In Iñárritu’s hands, the journey back to Mexico throws open the door to a dazzling multiplicity of personal, historical and political themes — ultimately including, in a nod to Bergman’s Wild Strawberries, its protagonist’s mortality. Silverio (a steady, solid Daniel Giménez Cacho) is damned proud of his career. But his erstwhile former friends in TV journalism pointedly note — even as they slap his back and toast his accomplishments — his betrayals, such as leaving Mexico for the U.S.; his assimilation into an upscale SoCal lifestyle; and professional glory accrued from the suffering of innocents (the subjects of his social-issue docs).

Older man in suit at center of dancers wearing pink leotards and feathers
Daniel Gimènez Cacho stars as Silverio in 'Bardo: False Chronicle of a Handful of Truths.' (SeoJu Park/Netflix © 2022)

The initial scene of these accusations is a flamboyantly choreographed appearance on a daytime talk show where Silverio is primed for a fawning, softball chat. More slings and arrows — and meticulously executed tracking shots — await at an enormous open-air Mexico City party that marks both the high point of Silverio’s trip and the wonderfully pleasurable hub of the movie. Iñárritu makes us a guest at this frenetic bash rather than an observer, using his considerable talents and budget to insinuate us into Silverio’s complicated, conflicted and crumbling state of mind. (Let’s just say that Bardo: False Chronicle of a Handful of Truths is Iñárritu’s and be done with it.)


It’s worth noting that this prolonged centerpiece of Bardo also offers an instructive contrast to the interminable Roaring ’20s party-slash-orgy scene at a Hollywood mansion that opens Damien Chazelle’s marathon, misbegotten Babylon (please see the first paragraph). Intended to set the tone and introduce the characters, that scene is a carnival of sophomoric titillation and shock value that sadly serves as a textbook case of spectacle for its own sake.

But Iñárritu is quite capable of going over the top himself (ahem, see the first paragraph), notably in a pair of surreal set pieces that parachute history into the present: a battle during the Mexican Revolution staged in the U.S. Embassy, and a philosophical conversation about colonialism and its legacy between Silverio and Spanish conquistador Hernán Cortés astride a mountain of corpses.
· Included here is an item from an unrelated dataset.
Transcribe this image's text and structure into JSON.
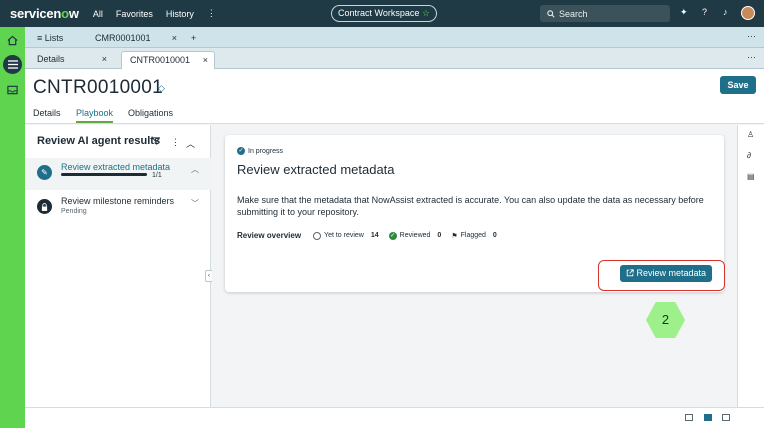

It may be advisable, therefore — and it pains me to say this because home viewing is detrimental to the movie experience under the best circumstances — to watch Bardo, which runs more than two and a half hours, over two nights.

Man in suit looks over shoulder against desert landscape
Still from 'Bardo: False Chronicle of a Handful of Truths.' (Courtesy of Netflix)

In a theater, Bardo’s abundance of themes, and parade of large-scale scenes, were overwhelming but not indigestible. Especially if you adjourned with friends afterward to discuss and dissect Iñárritu’s smorgasbord of how-did-he-do-that images and occasionally bewildering metaphors.

For example, the movie begins with a point-of-view shot of a man walking through a vast barren landscape, the afternoon sun projecting his shadow in front of him. The shadow (the man) jumps, is briefly airborne and descends to earth. A few more steps and he takes off again, remaining aloft this time. Is it a man? A bird? A Birdman, I submit, referencing the movie that propelled Iñárritu to stardom. (The unpopulated terrain likely represents the crossing or the border between Mexico and the United States.)

Iñárritu has thrown everything into Bardo: False Chronicle of a Handful of Truths, possibly figuring this is the last moment when a streamer will write a check big enough to cover his epic vision. Not everything in the film works as intended, but Bardo is as ambitious, exciting, pleasurable and confounding as any movie released in 2022. That’s a decent working definition of a flawed masterpiece.

‘Bardo: False Chronicle of a Handful of Truths’ begins streaming on Netflix Dec. 16. Details here.